● **What to produce**
Copy out every line of the listing in which "balance" appears.

● **Dataset content**
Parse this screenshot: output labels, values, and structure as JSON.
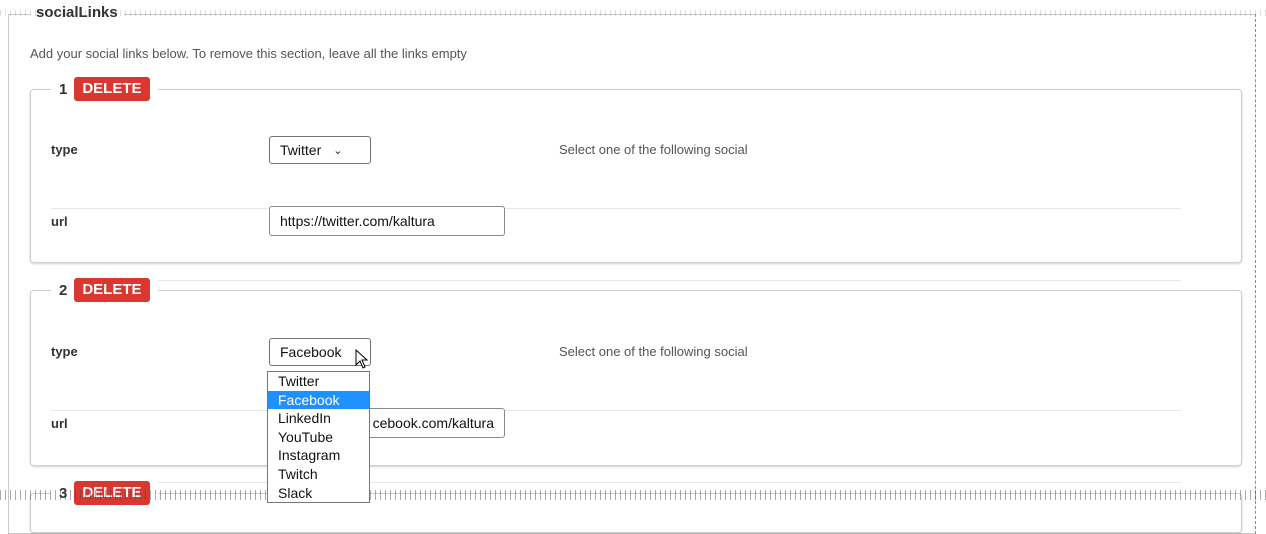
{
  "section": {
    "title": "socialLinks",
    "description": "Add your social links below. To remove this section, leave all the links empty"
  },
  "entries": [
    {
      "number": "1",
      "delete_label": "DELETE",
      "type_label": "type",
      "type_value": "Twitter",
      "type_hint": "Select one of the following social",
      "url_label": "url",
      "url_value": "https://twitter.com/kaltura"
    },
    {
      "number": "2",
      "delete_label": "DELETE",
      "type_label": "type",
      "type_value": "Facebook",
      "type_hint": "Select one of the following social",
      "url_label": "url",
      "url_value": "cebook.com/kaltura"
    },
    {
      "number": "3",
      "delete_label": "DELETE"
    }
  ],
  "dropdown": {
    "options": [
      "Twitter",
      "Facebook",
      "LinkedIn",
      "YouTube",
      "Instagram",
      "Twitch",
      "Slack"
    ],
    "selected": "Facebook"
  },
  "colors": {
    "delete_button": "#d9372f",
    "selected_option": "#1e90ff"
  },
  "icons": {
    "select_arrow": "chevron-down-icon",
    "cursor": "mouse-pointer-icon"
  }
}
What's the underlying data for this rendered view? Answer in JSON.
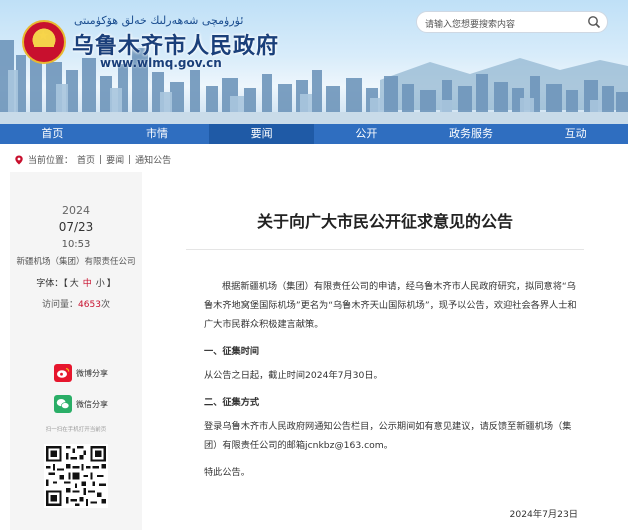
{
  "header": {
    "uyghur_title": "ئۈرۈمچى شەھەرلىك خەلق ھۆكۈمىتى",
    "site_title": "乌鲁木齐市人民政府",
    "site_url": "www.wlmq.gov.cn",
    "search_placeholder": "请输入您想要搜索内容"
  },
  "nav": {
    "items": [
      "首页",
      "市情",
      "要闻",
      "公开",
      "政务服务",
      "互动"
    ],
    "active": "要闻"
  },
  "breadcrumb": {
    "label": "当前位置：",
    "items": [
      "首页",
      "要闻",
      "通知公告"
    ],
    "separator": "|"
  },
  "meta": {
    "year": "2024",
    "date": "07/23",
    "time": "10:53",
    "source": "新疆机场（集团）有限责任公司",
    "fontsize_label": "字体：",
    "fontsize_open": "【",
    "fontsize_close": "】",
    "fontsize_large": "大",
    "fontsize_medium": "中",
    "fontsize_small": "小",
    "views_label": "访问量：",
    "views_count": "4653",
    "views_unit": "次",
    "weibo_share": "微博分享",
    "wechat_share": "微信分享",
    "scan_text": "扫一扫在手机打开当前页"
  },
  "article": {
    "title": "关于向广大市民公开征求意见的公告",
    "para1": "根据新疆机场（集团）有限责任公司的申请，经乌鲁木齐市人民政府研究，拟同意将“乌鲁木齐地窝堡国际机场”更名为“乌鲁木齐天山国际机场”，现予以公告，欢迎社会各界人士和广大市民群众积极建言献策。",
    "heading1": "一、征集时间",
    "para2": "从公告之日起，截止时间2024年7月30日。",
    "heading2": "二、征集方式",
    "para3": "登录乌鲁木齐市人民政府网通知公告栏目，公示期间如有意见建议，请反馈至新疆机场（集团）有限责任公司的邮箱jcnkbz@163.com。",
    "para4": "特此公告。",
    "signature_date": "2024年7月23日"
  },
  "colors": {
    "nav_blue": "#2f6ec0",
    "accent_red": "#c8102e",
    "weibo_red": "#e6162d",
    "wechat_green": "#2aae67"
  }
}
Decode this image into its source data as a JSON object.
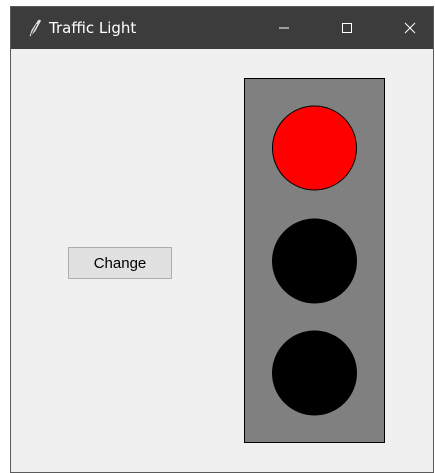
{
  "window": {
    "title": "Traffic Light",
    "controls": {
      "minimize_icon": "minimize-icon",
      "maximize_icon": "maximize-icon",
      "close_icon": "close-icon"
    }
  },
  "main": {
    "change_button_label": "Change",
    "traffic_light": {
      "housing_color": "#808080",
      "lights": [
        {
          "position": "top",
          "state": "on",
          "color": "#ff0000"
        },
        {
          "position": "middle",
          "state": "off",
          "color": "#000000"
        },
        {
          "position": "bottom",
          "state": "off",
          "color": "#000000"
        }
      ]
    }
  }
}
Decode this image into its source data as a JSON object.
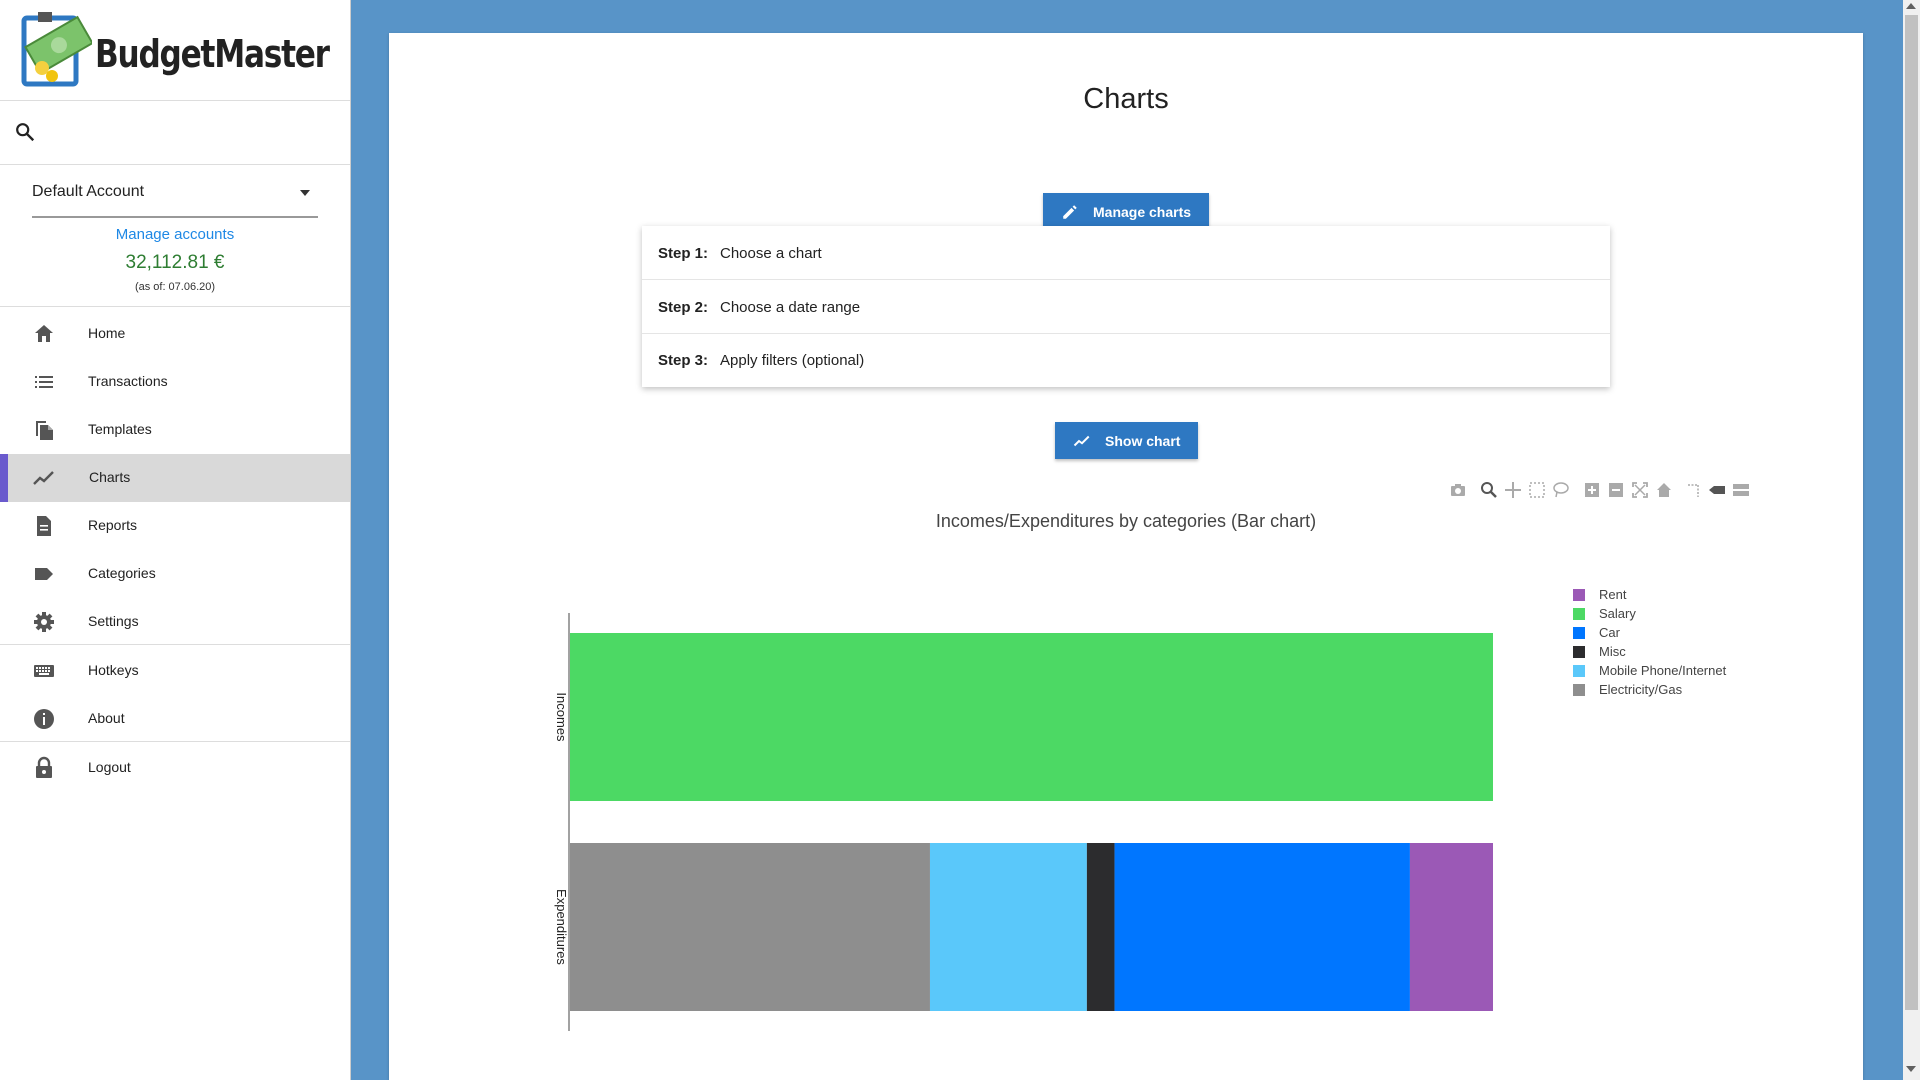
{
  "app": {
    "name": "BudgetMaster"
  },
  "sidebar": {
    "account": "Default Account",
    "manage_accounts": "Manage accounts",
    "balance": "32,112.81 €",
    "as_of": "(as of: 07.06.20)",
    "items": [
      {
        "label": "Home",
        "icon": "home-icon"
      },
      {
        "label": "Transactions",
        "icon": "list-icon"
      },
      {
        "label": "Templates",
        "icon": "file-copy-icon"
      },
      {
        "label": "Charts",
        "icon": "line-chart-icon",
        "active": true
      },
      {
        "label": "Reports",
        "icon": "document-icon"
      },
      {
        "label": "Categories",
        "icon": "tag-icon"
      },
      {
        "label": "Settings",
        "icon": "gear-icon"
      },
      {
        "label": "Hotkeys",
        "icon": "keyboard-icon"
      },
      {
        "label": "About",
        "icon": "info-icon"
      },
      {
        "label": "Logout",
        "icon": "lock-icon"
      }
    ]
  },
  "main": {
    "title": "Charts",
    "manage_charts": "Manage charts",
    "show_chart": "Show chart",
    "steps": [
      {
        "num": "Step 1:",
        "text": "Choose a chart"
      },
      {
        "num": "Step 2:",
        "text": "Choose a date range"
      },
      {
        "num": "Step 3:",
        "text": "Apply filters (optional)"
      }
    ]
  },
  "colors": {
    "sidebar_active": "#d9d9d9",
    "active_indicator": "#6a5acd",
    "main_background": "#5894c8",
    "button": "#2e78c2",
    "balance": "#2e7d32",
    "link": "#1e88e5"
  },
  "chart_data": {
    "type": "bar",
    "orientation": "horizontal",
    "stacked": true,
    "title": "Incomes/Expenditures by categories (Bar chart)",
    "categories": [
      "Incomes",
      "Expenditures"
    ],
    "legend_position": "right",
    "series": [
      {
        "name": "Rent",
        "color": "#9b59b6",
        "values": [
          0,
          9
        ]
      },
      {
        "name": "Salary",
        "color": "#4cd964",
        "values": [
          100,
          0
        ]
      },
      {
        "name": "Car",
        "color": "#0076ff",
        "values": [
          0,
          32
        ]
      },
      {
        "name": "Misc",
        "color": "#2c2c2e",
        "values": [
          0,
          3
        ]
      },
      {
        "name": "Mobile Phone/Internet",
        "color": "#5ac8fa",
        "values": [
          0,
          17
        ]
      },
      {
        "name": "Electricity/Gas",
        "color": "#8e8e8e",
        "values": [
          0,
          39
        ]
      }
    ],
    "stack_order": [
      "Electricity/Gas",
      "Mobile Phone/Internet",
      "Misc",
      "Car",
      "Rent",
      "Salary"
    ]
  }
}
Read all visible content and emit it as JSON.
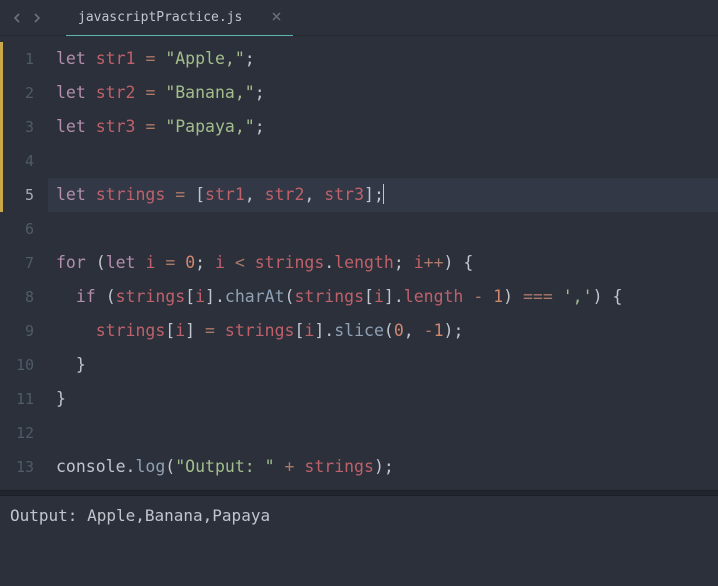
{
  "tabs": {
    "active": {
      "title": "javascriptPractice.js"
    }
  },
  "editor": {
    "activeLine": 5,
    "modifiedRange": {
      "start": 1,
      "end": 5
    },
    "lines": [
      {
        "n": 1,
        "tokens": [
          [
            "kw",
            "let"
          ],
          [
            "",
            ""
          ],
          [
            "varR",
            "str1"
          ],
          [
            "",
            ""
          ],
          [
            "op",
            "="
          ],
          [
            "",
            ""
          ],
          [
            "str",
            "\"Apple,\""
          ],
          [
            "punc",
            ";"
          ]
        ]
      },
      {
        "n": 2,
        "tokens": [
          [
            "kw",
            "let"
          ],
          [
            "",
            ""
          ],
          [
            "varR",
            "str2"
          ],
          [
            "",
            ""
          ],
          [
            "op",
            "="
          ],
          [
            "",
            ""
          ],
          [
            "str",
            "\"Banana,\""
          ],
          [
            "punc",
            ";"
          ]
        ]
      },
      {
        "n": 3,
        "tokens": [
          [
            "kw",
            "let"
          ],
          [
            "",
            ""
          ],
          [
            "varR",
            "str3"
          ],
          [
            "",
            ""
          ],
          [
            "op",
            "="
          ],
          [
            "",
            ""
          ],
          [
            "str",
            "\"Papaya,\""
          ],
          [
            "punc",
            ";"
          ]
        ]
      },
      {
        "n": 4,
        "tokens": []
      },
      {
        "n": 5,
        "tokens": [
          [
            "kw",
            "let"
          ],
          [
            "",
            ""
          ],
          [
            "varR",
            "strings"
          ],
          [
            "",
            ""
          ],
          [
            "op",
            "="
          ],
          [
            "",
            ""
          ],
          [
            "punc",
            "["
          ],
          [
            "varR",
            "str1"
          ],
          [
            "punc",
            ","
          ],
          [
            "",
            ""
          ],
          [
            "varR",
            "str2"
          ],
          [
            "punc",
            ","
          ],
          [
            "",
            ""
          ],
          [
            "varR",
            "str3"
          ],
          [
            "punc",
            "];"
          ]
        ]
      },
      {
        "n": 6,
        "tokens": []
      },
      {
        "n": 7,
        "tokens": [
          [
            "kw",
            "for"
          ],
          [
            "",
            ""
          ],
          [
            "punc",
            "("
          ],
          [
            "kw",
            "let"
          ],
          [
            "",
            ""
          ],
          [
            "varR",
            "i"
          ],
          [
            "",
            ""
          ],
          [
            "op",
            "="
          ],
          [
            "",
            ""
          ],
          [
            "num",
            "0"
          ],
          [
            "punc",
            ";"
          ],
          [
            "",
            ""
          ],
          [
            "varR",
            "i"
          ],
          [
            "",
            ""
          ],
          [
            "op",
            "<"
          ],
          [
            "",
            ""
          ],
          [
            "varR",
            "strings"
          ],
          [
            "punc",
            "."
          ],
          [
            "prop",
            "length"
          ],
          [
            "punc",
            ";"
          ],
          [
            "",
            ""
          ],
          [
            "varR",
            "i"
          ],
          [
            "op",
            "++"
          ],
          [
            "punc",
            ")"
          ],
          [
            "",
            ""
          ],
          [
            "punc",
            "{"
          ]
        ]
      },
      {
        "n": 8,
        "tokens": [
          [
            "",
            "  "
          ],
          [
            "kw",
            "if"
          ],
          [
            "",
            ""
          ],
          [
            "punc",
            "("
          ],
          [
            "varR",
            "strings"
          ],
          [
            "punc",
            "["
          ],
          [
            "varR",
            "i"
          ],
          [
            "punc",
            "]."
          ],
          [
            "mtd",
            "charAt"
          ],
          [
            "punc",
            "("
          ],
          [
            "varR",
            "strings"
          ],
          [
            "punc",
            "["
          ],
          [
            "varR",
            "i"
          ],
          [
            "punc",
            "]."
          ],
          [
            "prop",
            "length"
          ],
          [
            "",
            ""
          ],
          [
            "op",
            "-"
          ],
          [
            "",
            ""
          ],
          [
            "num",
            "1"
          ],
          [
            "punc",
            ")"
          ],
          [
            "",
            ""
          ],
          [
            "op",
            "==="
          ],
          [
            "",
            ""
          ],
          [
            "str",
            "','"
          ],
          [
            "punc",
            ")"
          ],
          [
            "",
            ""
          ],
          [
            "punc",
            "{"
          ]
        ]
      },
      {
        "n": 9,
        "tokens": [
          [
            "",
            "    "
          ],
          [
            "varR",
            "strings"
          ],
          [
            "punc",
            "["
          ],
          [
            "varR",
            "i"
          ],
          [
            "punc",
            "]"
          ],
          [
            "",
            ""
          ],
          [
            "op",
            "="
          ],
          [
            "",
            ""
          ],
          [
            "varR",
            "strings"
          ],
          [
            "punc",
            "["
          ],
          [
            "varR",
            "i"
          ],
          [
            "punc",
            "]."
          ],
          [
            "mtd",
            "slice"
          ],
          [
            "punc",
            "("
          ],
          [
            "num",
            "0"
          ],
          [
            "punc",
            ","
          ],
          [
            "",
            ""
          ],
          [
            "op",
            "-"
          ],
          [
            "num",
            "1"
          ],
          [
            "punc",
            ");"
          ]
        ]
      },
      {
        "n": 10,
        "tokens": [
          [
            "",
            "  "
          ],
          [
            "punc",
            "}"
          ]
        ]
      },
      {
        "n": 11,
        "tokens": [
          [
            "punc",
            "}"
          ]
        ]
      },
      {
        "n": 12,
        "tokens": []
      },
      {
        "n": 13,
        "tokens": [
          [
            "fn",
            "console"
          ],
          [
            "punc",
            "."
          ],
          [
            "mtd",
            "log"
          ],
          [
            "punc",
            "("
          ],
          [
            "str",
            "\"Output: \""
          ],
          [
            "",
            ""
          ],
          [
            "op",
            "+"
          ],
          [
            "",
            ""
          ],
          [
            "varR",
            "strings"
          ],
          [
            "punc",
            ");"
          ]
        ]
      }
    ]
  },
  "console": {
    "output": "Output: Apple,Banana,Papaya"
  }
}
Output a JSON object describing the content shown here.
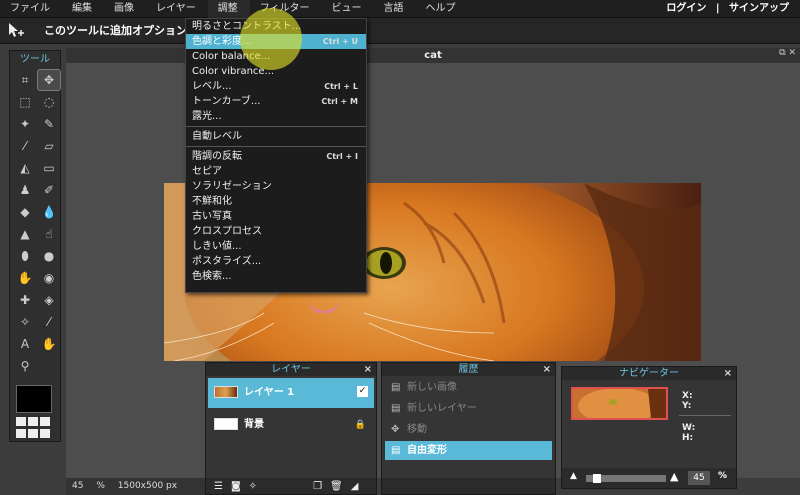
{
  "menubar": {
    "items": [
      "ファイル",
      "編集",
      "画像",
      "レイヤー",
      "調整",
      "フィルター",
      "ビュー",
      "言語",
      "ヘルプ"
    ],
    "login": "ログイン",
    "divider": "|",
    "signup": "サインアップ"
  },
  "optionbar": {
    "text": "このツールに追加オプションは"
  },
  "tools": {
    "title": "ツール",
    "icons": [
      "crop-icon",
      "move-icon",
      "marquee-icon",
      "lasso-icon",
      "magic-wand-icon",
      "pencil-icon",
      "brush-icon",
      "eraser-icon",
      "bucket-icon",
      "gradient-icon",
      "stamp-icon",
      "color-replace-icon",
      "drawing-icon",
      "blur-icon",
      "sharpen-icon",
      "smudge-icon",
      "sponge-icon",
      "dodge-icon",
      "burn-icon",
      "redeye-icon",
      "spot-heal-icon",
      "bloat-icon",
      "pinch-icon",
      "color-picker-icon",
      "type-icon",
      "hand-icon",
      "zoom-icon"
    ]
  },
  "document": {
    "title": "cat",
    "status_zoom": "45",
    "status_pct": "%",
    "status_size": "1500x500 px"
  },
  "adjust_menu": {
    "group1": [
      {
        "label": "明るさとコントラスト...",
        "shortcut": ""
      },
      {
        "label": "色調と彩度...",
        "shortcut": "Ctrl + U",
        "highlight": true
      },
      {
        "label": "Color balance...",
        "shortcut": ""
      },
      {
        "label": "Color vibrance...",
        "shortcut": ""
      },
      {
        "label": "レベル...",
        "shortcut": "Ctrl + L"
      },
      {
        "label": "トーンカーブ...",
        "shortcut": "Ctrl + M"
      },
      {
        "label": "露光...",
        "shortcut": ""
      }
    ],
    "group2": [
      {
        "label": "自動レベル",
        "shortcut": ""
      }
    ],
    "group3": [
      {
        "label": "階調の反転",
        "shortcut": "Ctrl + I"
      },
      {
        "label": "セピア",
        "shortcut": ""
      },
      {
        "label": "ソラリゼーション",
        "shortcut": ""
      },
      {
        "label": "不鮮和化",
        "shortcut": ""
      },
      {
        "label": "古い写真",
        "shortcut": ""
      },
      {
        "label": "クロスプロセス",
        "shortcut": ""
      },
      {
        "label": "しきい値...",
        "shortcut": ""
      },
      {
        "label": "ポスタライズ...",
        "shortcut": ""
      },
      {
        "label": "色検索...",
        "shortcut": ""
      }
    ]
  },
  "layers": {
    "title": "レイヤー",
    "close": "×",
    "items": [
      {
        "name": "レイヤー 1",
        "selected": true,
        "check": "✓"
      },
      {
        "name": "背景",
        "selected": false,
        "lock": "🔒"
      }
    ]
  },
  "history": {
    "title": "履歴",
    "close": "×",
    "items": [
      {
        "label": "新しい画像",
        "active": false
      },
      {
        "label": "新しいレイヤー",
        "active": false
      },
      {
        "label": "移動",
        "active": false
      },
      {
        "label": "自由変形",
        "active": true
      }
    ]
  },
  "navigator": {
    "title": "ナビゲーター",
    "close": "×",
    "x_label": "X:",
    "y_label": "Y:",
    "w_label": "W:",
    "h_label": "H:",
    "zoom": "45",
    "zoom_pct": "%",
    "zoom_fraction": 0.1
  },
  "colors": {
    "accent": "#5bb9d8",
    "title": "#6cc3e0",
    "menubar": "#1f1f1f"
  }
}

● **Problem solution**
    "balance": "32,112.81 €",
    "balance": "#2e7d32",
        "label": "Color balance...",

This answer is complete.